3. Bing Ads is investing money into its success and they’re working on some awesome product offerings for your 2016 campaigns!Some of the ones we’re most excited about include:
- Remarketing/RLSA – finally launched in Oct 2015 and offers many of the same great features you’ve come to know and love on Google.
- Bing Shopping Campaigns – a new and optimal way to manage your Product Ads, fully transitioning by the end of March 2016.
- Yahoo! Gemini – advanced mobile advertising opportunities and Native ads capabilities.
- Image Ad Extensions – remember when Google gifted these to us in the form of a beta and then ripped them away? Well, they are back…. on Bing Ads!

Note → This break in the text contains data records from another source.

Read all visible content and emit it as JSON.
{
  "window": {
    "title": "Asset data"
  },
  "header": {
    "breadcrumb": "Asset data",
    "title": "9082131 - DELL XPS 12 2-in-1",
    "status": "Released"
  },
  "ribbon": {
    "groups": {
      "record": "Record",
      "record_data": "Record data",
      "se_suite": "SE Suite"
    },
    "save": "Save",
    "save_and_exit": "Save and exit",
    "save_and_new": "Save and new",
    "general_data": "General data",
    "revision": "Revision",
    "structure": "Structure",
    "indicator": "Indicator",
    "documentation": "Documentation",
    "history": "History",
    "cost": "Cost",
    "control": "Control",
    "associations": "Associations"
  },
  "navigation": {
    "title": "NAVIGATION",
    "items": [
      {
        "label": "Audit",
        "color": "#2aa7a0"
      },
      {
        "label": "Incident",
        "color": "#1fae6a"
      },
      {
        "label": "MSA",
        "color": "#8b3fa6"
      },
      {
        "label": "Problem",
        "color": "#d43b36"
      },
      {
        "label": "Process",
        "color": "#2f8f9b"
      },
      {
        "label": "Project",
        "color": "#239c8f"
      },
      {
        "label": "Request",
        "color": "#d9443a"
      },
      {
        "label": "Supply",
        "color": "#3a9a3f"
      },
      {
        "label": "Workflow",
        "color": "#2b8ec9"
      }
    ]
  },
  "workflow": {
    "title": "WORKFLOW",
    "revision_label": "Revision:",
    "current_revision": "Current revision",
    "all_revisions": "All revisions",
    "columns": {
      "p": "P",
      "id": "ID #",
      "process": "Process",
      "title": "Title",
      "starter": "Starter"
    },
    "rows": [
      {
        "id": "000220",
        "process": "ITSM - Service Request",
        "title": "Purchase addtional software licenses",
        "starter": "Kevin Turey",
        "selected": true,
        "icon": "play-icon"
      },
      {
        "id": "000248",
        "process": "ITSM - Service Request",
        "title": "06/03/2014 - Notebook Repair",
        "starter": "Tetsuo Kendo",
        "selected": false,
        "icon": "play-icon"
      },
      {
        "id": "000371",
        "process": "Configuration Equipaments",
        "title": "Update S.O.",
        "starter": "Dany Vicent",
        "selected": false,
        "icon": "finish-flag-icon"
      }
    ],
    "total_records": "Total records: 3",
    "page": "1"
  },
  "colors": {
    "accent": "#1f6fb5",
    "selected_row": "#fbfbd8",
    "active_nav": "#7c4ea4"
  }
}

Ready to get started on Bing?
Check out some of our favorite resources and tips below before you dive in:
- Don’t reinvent the wheel – if you already have Google campaigns built start by easily importing them to Bing Ads. Optimize for Bing performance (max CPCs, budget, etc) as you collect data over time
- You can also utilize the recently launched (Fall 2015) Bing Keyword Planner for additional insights and projections
- Don’t forget to download Bing Ads Editor to make your life easier!
- Bing Shopping Step by Step Instructions (keep in mind steps vary slightly given the new Shopping changes coming this spring)
- Look for free credits to get started! Bing is usually pretty generous – at the time of this post they were giving away $100 – check here: bit.ly/1M2NhFs
- Look out for webinars about how to utilize Bing’s newest technology updates.